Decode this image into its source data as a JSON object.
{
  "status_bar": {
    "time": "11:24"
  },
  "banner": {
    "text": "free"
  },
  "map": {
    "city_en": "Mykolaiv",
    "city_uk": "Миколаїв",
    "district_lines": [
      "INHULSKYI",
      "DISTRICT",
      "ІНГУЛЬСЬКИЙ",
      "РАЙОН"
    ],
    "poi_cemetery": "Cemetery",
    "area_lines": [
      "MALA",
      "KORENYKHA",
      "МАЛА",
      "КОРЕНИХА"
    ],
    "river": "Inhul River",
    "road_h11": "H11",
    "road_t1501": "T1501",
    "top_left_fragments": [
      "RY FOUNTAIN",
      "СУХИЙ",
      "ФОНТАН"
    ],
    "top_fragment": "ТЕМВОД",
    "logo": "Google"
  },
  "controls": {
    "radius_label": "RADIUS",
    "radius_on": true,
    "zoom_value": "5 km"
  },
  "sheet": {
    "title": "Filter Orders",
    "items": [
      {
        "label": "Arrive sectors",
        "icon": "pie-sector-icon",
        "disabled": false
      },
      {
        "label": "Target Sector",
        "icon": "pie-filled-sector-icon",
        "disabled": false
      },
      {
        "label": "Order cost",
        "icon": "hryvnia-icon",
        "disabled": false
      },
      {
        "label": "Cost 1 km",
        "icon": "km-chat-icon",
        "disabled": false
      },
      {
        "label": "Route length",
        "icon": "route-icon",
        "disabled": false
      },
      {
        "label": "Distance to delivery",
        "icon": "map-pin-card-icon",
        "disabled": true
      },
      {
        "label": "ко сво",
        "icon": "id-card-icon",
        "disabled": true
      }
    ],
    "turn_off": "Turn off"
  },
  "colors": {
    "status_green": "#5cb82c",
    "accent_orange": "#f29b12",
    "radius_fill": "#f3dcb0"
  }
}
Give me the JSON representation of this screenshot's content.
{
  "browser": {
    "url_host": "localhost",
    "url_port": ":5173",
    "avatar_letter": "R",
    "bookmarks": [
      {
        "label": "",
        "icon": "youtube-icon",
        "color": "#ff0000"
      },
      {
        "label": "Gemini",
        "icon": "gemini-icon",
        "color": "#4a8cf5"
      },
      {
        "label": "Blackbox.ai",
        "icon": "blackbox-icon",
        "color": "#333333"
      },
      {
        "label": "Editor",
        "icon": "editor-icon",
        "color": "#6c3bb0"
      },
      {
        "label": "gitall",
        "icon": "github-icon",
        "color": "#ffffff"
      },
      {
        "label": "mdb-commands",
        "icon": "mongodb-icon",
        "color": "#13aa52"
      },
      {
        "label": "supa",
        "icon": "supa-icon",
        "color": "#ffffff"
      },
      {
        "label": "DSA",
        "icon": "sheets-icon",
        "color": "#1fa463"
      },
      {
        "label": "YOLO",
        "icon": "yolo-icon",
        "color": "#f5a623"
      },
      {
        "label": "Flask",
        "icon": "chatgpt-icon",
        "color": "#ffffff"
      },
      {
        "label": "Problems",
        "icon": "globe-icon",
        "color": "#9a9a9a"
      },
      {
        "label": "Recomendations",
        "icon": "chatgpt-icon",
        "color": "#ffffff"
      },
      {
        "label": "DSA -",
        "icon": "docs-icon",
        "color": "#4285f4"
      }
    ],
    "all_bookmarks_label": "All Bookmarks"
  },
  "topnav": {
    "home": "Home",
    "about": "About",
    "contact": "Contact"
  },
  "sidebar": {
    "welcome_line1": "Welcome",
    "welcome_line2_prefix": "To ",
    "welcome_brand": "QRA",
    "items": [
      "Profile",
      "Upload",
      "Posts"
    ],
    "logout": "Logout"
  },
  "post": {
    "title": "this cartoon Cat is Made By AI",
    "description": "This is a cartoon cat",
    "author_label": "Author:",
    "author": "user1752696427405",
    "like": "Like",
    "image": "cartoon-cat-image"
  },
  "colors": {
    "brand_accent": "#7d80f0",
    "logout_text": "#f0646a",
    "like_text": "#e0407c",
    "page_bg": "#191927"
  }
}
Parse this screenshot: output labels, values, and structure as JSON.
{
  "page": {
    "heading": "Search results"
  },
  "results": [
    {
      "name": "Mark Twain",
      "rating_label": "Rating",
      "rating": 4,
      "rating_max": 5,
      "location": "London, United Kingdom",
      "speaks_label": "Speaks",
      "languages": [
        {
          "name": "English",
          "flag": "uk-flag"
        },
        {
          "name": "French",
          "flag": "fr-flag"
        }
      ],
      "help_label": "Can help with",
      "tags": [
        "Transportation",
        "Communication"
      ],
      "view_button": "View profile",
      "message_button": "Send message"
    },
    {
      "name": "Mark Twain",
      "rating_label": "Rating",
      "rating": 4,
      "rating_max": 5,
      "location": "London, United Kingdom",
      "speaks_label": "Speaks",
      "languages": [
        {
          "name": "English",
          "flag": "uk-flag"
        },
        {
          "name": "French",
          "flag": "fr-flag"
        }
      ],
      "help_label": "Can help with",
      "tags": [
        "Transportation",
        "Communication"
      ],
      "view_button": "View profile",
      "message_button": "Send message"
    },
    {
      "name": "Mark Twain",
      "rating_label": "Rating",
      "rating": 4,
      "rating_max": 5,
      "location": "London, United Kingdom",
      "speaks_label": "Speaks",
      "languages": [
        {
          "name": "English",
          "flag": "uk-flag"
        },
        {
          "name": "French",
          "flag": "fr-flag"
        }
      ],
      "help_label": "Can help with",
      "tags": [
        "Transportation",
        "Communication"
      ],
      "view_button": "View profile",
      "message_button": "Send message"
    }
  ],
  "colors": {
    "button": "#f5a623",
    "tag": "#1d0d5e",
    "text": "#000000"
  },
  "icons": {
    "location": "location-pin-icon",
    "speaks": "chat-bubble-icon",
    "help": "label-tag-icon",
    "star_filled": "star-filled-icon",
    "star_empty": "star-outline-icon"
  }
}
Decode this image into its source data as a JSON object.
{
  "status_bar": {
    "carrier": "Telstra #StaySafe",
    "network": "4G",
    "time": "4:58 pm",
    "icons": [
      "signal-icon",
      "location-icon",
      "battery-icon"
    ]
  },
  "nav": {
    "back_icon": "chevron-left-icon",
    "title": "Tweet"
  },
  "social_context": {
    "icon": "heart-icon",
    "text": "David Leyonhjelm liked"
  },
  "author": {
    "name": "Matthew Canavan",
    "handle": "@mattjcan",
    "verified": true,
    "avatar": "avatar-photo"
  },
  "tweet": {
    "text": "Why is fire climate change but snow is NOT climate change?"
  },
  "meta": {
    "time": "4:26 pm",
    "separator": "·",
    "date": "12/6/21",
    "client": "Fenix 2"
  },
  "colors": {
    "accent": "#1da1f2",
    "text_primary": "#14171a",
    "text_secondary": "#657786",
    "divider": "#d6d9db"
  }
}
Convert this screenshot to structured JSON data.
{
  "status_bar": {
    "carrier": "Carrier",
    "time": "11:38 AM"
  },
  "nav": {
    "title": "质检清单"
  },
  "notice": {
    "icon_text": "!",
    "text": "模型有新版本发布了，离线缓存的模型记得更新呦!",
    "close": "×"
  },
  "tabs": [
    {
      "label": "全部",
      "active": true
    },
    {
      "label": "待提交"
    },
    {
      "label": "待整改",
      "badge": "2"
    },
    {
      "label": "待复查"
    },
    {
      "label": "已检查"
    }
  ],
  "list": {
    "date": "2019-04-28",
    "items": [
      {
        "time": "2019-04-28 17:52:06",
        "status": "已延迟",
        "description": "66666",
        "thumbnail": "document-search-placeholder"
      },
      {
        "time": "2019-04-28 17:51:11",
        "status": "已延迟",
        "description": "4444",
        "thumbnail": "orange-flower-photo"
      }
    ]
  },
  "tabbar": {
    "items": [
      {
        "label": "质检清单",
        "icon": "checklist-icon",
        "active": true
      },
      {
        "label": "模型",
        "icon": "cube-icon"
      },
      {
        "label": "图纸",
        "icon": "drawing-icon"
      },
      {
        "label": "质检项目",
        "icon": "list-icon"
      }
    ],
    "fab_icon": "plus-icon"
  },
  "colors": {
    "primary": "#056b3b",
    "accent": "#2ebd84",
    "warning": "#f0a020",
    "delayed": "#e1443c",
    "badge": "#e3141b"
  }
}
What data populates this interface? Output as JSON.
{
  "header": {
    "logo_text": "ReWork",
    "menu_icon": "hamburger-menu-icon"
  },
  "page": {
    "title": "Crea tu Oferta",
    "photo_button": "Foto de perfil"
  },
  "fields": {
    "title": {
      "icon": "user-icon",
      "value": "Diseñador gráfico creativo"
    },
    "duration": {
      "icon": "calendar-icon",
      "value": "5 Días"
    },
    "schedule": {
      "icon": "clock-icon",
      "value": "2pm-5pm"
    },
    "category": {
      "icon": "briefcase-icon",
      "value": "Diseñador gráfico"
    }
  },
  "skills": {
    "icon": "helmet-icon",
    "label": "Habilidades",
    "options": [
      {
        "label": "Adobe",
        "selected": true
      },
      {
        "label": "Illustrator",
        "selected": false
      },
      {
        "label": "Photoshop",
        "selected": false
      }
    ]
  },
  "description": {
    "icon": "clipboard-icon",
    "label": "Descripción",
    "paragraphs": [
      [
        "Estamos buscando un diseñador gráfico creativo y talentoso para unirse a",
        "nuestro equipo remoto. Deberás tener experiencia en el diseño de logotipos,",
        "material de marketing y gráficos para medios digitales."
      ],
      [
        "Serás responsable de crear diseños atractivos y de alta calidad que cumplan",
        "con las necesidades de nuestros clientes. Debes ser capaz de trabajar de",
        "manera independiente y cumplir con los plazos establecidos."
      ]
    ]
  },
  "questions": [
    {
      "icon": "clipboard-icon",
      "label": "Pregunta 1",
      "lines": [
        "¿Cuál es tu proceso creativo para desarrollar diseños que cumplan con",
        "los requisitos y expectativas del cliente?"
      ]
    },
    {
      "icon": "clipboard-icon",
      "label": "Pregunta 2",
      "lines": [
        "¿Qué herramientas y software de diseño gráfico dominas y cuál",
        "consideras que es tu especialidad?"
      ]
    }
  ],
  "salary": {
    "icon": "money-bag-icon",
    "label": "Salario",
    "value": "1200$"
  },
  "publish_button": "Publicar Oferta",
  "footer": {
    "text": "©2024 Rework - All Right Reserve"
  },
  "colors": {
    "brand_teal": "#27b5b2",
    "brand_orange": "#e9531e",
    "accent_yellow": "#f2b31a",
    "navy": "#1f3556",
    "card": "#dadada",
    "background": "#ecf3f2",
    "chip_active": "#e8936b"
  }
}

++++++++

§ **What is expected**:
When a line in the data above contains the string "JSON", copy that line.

§ **Result of this task**:
Decode this image into its source data as a JSON object.
Give me the JSON representation of this screenshot's content.
Parse this screenshot: output labels, values, and structure as JSON.
Decode this image into its source data as a JSON object.
Convert this screenshot to structured JSON data.
What data populates this interface? Output as JSON.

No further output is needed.